100s of Baby Graves The Result Of Polygamous FLDS Sect?
Southern Utah is one of the most breathtaking places in the desert southwest.
There’s the delicate green that sprouts around the Virgin River. There's Monument Valley with its classic Western mesas and jutting rock spires and the wind-carved sandstone of Arches National Park.
But there is one place most people probably have never heard of, and wouldn't want to see.
Molly Oswaks, a freelance writer, wrote a piece recently for Broadly, which covers women's issues. The headline of that story is "Tiny Tombstones: Inside the FLDS Graveyard for Babies Born from Incest."
The story is about a graveyard in Hildale, Utah, not too far northeast of Las Vegas.
Hildale and its sister-city, Colorado City, Arizona, are home of the polygamous sect known as the Fundamentalist Church of Jesus Christ of Latter Day Saints, or FLDS.
“It’s beautiful but it is also very sad,” Oswaks told KNPR's State of Nevada about the twin towns, “It is in a state of disrepair in recent years.”
This was not the first time Oswaks had been to Hildale and Colorado City, but it was the first time she had found the baby cemetery.
“I was shocked by how many graves were on this plot of land,” she said, "It’s generally un-cared for, overgrown and almost hard to find.
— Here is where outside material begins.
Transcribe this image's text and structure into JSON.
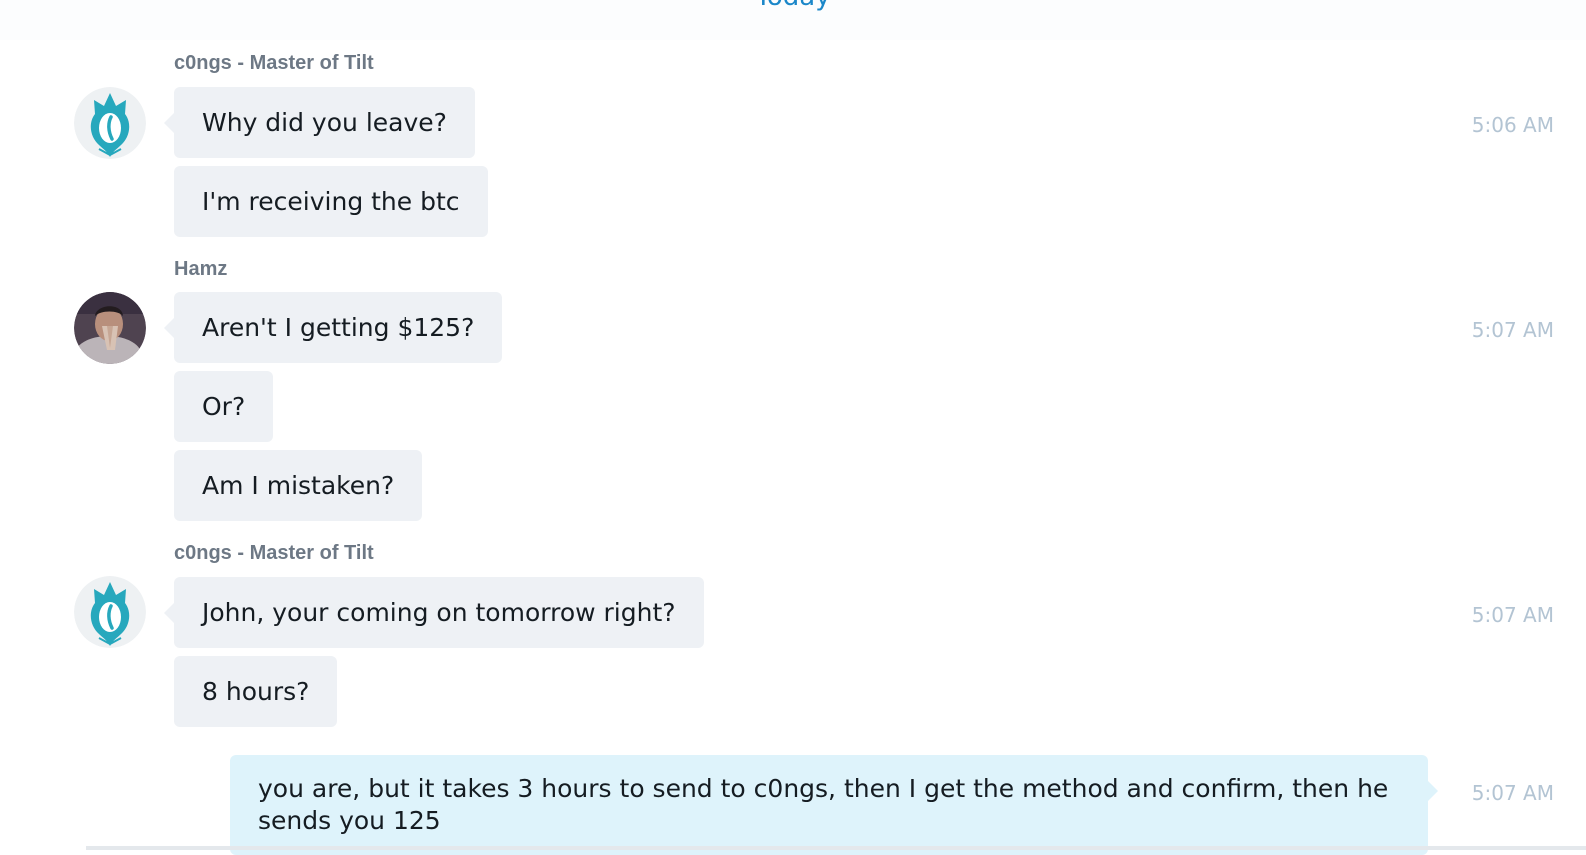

It’s not really marked even.”
She said there is a cemetery in town for adults and some children, but the one she found was just for very small babies, stillborn infants and some toddlers.
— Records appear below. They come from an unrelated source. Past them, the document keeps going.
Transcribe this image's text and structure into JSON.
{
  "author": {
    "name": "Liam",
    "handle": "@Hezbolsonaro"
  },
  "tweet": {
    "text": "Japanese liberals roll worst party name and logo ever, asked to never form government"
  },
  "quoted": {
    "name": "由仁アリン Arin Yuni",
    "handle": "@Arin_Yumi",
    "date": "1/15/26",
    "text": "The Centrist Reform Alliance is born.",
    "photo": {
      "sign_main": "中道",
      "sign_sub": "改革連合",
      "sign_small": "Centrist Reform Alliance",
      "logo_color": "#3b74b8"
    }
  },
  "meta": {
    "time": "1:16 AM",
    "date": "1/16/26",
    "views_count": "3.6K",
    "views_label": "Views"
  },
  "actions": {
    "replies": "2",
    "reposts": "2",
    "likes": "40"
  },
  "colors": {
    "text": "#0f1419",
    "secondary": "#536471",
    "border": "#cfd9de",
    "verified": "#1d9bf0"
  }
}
“It is an alarming number of children interred there,” Oswaks said.
She estimated the graveyard was home to hundreds of graves, some dating back to the 1950s but she really couldn't know for sure how many graves were there because not all of the graves were marked.
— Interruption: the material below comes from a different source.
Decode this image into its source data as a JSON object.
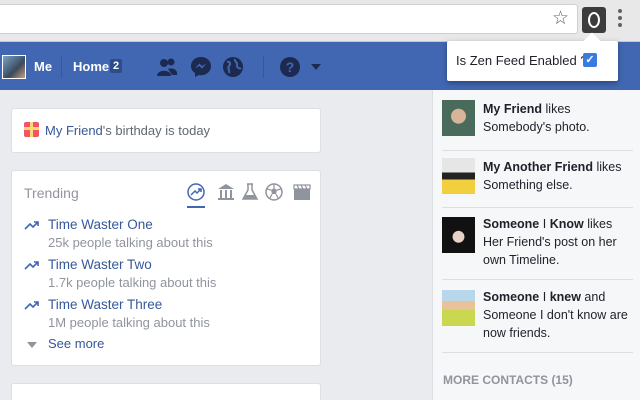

While Oswaks found the graves, finding the causes of deaths for so many babies would be impossible. Oswaks does point out that many genetic problems arise when people who are closely related have children together.
Everything from cleft palates to serious heart valve problems can be caused by inbreeding. In Short Creek, Oswaks says those conditions are much more prevalent than they should be for its population size. Plus, there is a condition almost exclusively found in the area.
“Within this community there is also a condition called fumarase deficiency which is pretty much unique to the FLDS," she said, "They have an abnormally high rate of this genetic condition.”
The condition leads to severe mental disabilities along with physical deformities and seizures.
Oswaks said very few people in the church would talk to her. Only people who had left the church would even speak with her. She actually found the cemetery while talking to a former member, who was guiding her around by phone.
Oswaks said the twin towns are like a "ghost town with signs of life." She said many people have been kicked out of the church, but have no money to leave and start a new life somewhere else, making it seem like a refugee camp with dilapidated houses instead of tents.
There is also a group of people singled out to be part of the elite United Order, while others were not.
“It feels very much like two towns sitting on top of each other," she explained, "One is this very sad place with oppressed people. Families that have been ripped apart who don’t know where their sisters or brothers or children, fathers, mothers are. And then there is this other town sitting on top of itself, with people who have left, who are starting a new life over who are trying to move on and do great things.”
Molly Oswaks, freelance writer